=== Extracted entries ===

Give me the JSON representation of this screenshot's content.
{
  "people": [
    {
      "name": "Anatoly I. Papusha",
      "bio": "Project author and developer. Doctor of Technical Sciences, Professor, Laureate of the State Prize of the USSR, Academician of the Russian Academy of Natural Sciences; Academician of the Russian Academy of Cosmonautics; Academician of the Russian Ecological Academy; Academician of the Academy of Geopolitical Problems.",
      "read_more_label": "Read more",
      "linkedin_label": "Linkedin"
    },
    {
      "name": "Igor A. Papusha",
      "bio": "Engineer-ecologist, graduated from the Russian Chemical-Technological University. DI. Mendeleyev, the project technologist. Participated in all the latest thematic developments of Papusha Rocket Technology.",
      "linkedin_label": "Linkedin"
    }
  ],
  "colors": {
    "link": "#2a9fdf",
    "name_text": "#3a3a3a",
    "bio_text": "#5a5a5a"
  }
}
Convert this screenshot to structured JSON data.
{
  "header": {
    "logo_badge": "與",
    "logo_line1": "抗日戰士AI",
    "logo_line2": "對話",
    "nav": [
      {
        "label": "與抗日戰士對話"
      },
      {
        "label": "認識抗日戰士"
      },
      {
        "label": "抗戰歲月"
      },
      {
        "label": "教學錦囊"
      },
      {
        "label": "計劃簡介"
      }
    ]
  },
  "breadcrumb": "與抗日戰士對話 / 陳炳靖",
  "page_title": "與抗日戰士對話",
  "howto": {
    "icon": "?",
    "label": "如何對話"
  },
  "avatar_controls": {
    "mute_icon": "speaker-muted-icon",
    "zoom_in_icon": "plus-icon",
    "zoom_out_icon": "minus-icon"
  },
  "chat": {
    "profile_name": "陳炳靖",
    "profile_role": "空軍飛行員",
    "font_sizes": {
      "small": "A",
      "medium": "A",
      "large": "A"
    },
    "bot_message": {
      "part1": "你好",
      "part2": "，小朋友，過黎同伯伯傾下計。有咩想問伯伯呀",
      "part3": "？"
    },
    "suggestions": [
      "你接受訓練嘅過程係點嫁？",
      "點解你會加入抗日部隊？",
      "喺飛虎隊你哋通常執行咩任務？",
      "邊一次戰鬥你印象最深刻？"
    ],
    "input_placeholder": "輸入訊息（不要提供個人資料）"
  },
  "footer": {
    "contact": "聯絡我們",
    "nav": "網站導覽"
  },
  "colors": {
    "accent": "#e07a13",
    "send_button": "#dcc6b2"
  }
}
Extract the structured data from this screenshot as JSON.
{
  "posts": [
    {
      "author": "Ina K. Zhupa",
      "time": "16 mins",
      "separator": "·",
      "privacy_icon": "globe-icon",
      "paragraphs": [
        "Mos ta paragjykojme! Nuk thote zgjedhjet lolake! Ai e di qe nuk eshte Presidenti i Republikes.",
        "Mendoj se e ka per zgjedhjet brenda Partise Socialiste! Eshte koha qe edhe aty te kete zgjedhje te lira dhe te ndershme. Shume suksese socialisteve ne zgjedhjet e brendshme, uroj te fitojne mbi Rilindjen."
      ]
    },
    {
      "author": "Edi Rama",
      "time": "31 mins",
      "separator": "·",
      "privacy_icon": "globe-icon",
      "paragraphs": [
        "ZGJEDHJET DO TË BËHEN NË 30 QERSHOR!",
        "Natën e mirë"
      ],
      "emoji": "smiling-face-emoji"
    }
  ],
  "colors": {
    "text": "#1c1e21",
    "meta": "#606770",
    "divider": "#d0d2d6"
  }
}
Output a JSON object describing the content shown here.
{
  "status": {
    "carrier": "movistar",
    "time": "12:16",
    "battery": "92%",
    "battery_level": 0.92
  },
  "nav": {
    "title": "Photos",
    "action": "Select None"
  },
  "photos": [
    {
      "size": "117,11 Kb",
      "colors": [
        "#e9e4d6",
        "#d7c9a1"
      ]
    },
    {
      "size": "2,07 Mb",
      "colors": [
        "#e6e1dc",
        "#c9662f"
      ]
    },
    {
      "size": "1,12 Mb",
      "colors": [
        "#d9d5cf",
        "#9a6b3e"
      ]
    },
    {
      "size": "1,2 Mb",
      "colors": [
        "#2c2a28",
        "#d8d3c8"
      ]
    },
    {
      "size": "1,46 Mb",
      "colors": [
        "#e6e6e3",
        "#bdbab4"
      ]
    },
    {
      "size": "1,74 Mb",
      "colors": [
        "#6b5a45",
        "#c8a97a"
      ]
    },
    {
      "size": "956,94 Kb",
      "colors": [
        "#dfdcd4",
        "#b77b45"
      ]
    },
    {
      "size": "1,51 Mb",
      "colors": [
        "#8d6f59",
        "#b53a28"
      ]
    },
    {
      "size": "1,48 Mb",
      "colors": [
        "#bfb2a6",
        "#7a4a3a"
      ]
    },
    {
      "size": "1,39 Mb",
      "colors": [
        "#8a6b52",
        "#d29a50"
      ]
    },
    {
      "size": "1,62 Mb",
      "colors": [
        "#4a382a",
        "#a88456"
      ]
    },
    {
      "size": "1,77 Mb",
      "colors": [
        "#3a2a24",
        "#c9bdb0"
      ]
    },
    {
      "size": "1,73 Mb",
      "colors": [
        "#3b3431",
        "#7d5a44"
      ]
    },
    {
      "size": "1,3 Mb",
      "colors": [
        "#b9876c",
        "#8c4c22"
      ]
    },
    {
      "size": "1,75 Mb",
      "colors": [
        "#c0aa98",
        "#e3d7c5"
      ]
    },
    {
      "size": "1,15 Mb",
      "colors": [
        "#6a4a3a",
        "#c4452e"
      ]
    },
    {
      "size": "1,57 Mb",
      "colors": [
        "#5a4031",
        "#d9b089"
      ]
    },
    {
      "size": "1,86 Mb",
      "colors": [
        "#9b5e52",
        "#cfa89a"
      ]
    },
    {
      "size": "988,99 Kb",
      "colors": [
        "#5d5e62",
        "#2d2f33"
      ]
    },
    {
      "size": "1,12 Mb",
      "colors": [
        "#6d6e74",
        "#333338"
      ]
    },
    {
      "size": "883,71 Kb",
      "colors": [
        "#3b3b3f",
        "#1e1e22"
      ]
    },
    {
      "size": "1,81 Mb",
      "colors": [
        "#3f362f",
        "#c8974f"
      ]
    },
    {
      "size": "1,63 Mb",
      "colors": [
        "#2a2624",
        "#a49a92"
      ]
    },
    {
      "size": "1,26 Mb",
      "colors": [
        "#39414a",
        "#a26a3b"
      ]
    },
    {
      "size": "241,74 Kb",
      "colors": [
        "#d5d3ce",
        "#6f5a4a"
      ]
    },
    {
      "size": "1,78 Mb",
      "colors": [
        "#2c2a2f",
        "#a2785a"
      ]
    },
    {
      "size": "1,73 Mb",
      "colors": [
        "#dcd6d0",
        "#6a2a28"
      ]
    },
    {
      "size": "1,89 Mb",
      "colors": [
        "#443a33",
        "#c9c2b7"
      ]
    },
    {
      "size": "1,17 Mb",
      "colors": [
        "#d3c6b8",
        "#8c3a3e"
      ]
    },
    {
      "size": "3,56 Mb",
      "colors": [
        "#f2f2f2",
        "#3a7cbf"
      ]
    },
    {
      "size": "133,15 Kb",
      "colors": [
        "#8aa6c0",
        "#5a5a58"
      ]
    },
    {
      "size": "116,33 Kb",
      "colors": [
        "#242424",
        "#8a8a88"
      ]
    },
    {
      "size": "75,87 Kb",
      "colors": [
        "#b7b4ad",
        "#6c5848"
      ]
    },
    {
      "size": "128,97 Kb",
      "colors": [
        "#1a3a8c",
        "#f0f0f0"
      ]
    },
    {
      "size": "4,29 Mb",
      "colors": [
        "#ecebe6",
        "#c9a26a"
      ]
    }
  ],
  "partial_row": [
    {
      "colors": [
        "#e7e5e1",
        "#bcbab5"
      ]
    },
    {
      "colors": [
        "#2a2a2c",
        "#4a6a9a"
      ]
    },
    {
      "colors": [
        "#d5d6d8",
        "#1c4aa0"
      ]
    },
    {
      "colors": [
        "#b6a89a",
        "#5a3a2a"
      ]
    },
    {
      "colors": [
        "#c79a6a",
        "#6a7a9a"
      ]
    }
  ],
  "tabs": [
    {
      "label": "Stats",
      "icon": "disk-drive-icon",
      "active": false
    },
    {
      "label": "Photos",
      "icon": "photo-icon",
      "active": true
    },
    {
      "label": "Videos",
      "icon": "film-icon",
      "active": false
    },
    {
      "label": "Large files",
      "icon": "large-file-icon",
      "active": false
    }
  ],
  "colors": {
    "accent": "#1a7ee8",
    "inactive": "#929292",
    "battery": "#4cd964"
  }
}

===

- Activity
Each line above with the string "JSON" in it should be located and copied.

- Reply to the task
Give me the JSON representation of this screenshot's content.
Convert this screenshot to structured JSON data.
Extract the structured data from this screenshot as JSON.
Output a JSON object describing the content shown here.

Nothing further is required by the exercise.